Rev. David Waggoner's first pastorate he gave one half his time to
Fairfield, the other half to Georgetown. These churches were only
six miles apart and a few families attended both places. He
resided with the Georgetown congregation, whose extent at that time was
over twelve miles form north to south and over seven miles from east to
west. Mr. Waggoner was always earnest and conscientious. He
prepared and preached two new long sermons every week, each an hour in
length. He must also have been a popular preacher from the full
attendance. People could be seen coming from all directions, some
on foot, some on horseback, others in vehicles of all sots, and the
large house was usually very full.
O, the congregation singing in those days! How grand it was. What
a volume of solemn sound! Mr. Waggoner himself had a voice full
and ringing both in speaking and singing, and started the tunes from our
earliest recollection. He was afterward assisted by others when
two at a time would stand up in front of the pulpit and lead the
singing. You might call the leaders the four Johns: John
Condit, John Ross, John McCracken, and John McClure. Harvey
Tiffany also assisted. Organs or instruments of music of any kind,
even church choirs, were not thought of in country churches in those
first name of one of Mr. Waggoner's hearers was Ephraim. He was a
farmer ad very naturally his active outdoor life would make him feel
sleepy when sitting in church. One day his appearance was such
that those around him were smiling and looking as if they wanted to do
something, when Mr. Waggoner stopped a moment in his discourse and said,
"Ephraim is joined to his idol, let him alone." Mr. Waggoner
told us long afterwards how old Moses Long, and elder, would drive in
early on Sabbath mornings, and coming to him and shaking hands would say
with emphasis and deliberation, "Now Mr. Waggoner we have come
seven long miles to church, give us two good long sermons." And he
always did and could do better than anyone I ever knew.
clipping found in a bible belonging to Cornelius Carringer. Rev.
Waggoner presided at Mr. Carringer's second marriage to Nancy Elizabeth
Donaldson.
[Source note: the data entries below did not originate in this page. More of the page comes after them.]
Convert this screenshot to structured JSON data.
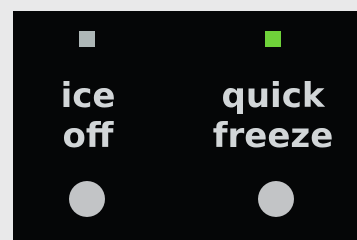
{
  "controls": [
    {
      "label_line1": "ice",
      "label_line2": "off",
      "indicator_color": "#aeb7b7",
      "indicator_state": "off"
    },
    {
      "label_line1": "quick",
      "label_line2": "freeze",
      "indicator_color": "#6fd23a",
      "indicator_state": "on"
    }
  ],
  "colors": {
    "panel_background": "#050607",
    "label_text": "#d2d6d8",
    "button": "#c2c4c6",
    "frame": "#e9e9ea"
  },
  "icons": {
    "indicator": "square-led-icon",
    "button": "round-push-button"
  }
}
His first wife was Elizabeth Green.
submitted by Jo
David Waggoner was pastor at Fairfield Presbyterian Church and at
Georgetown Presbyterian Church (Upper Sandy Presbyterian) from July 1838
to May 1853.